The Department of Employment and Labour plans to ramp up inspections in the domestic worker sector as it aims to ensure compliance with the new minimum wage and other regulatory changes.
The department recently completed inspections in Mpumalanga with many employers ‘found wanting’ when it comes to compliance with labour legislation. The department is now expected to give a briefing on the findings of its blitz inspections as part of a seminar on 14 May.
“The domestic worker sector has long been identified as a problematic sector when it comes to compliance with labour laws, with workers still paid lower wages and subjected to sorts of abuse and exploitation,” it said.
“The seminar is also expected to focus on compliance with the Basic Conditions of Employment Act, the National Minimum Wage Act, Unemployment Insurance Act, the Compensation for Occupational Injuries and Diseases Act. There will also be a presentation on the disputes referred to the CCMA.”

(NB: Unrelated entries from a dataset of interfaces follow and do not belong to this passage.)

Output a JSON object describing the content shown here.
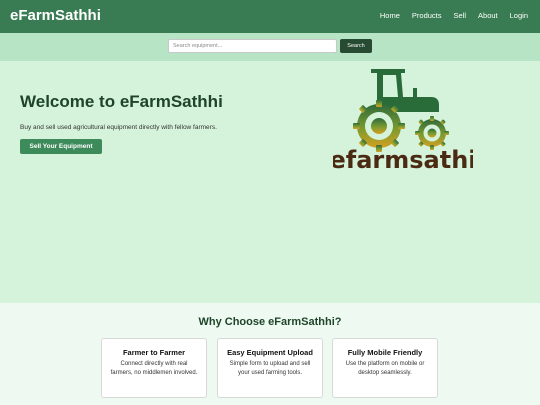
{
  "header": {
    "brand": "eFarmSathhi",
    "nav": [
      "Home",
      "Products",
      "Sell",
      "About",
      "Login"
    ]
  },
  "search": {
    "placeholder": "Search equipment...",
    "button": "Search"
  },
  "hero": {
    "title": "Welcome to eFarmSathhi",
    "subtitle": "Buy and sell used agricultural equipment directly with fellow farmers.",
    "cta": "Sell Your Equipment",
    "logo_text": "efarmsathi"
  },
  "why": {
    "title": "Why Choose eFarmSathhi?",
    "cards": [
      {
        "title": "Farmer to Farmer",
        "text": "Connect directly with real farmers, no middlemen involved."
      },
      {
        "title": "Easy Equipment Upload",
        "text": "Simple form to upload and sell your used farming tools."
      },
      {
        "title": "Fully Mobile Friendly",
        "text": "Use the platform on mobile or desktop seamlessly."
      }
    ]
  },
  "colors": {
    "header": "#397c53",
    "search_strip": "#b8e4c6",
    "hero_bg": "#d5f3db",
    "accent": "#3d8a5b",
    "logo_text": "#4a2a12"
  }
}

The seminar comes after South Africa aligned domestic worker wages with the national minimum wage for the first time in March 2022. Domestic workers can now also be registered as employees with the Compensation Fund against injuries on duty. The national minimum wage for each ordinary hour worked increased from R21,69 to R23.19 from 1 March 2022.

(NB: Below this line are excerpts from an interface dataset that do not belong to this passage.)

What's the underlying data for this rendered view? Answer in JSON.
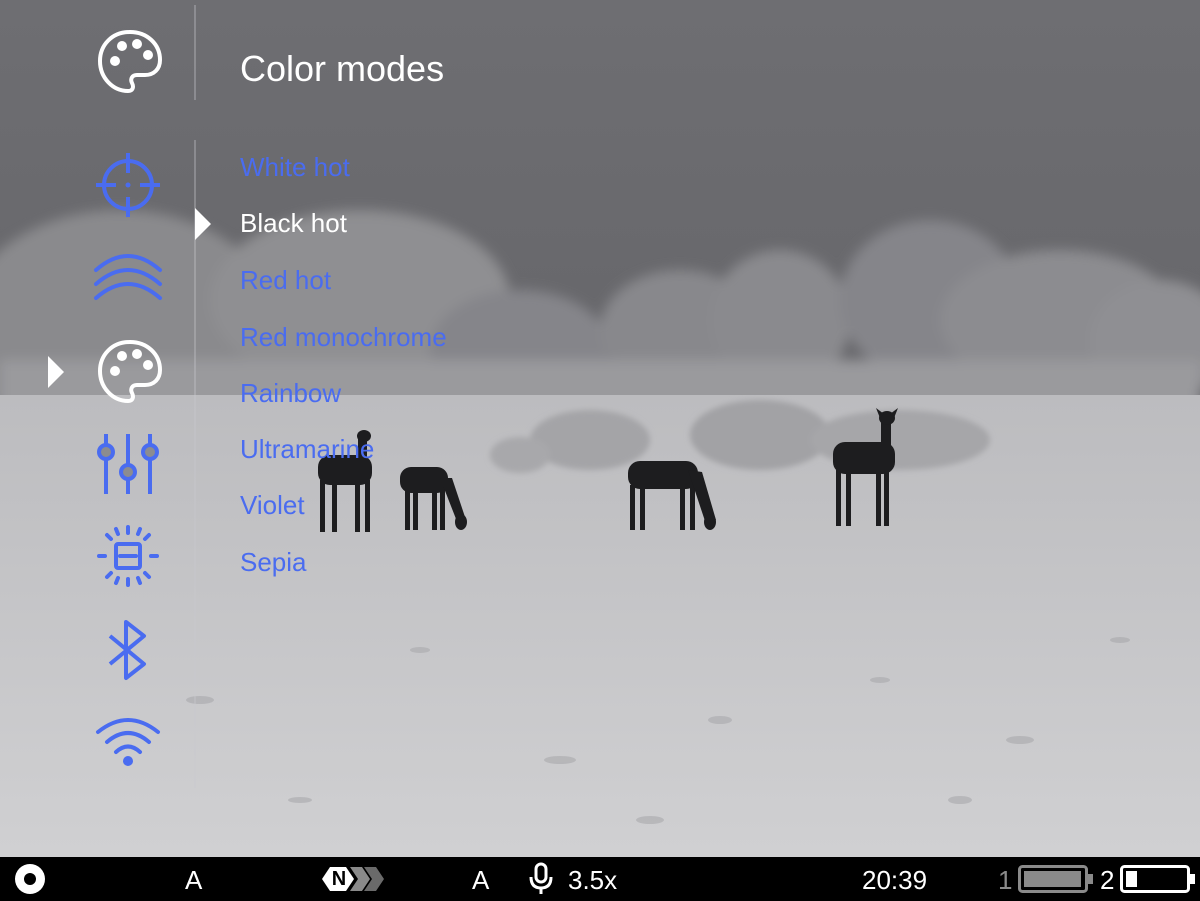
{
  "menu": {
    "title": "Color modes",
    "items": [
      {
        "label": "White hot",
        "selected": false
      },
      {
        "label": "Black hot",
        "selected": true
      },
      {
        "label": "Red hot",
        "selected": false
      },
      {
        "label": "Red monochrome",
        "selected": false
      },
      {
        "label": "Rainbow",
        "selected": false
      },
      {
        "label": "Ultramarine",
        "selected": false
      },
      {
        "label": "Violet",
        "selected": false
      },
      {
        "label": "Sepia",
        "selected": false
      }
    ]
  },
  "sidebar": {
    "header_icon": "palette-icon",
    "items": [
      {
        "icon": "crosshair-icon",
        "active": false
      },
      {
        "icon": "waves-icon",
        "active": false
      },
      {
        "icon": "palette-icon",
        "active": true
      },
      {
        "icon": "sliders-icon",
        "active": false
      },
      {
        "icon": "brightness-icon",
        "active": false
      },
      {
        "icon": "bluetooth-icon",
        "active": false
      },
      {
        "icon": "wifi-icon",
        "active": false
      }
    ]
  },
  "statusbar": {
    "record_icon": "record-icon",
    "mode_a1": "A",
    "nfc_badge": "N",
    "mode_a2": "A",
    "microphone_icon": "microphone-icon",
    "zoom": "3.5x",
    "time": "20:39",
    "battery1_label": "1",
    "battery2_label": "2",
    "battery1_level": 1.0,
    "battery2_level": 0.2
  },
  "colors": {
    "accent_blue": "#4a6cf0",
    "text_white": "#ffffff",
    "dim_gray": "#8a8a8a"
  }
}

Assuming a domestic worker is working 160 hours a month (eight hours a day, 20 days a month), the monthly wage comes to R3,710 for the month.

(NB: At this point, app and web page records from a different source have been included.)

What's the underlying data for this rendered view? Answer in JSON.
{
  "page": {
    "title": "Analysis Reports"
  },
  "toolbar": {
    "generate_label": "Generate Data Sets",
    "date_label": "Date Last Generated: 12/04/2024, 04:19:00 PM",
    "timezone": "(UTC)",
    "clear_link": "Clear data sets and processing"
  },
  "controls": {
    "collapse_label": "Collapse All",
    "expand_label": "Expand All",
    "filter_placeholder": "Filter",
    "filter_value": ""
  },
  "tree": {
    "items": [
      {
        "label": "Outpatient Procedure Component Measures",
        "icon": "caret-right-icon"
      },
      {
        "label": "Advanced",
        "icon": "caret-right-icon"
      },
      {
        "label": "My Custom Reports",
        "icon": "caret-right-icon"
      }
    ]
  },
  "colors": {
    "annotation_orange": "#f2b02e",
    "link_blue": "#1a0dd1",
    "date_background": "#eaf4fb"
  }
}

While this is the absolute lowest that South Africans can legally pay their domestic worker, data published by cleaning service SweepSouth in 2021 shows not only a dramatic drop in earnings due to the pandemic, but a continued trend of domestic workers not earning enough to cover their most basic needs.
According to the data, domestic workers – who are not on the SweepSouth platform – earn between R2,614 and R2,916 a month.
The more worrying finding from the survey is that one in five domestic workers (21%) are earning less than R1,500 a month, and two-thirds earned below 2021’s minimum wage. Only 1% reported earning more than R6,000 a month.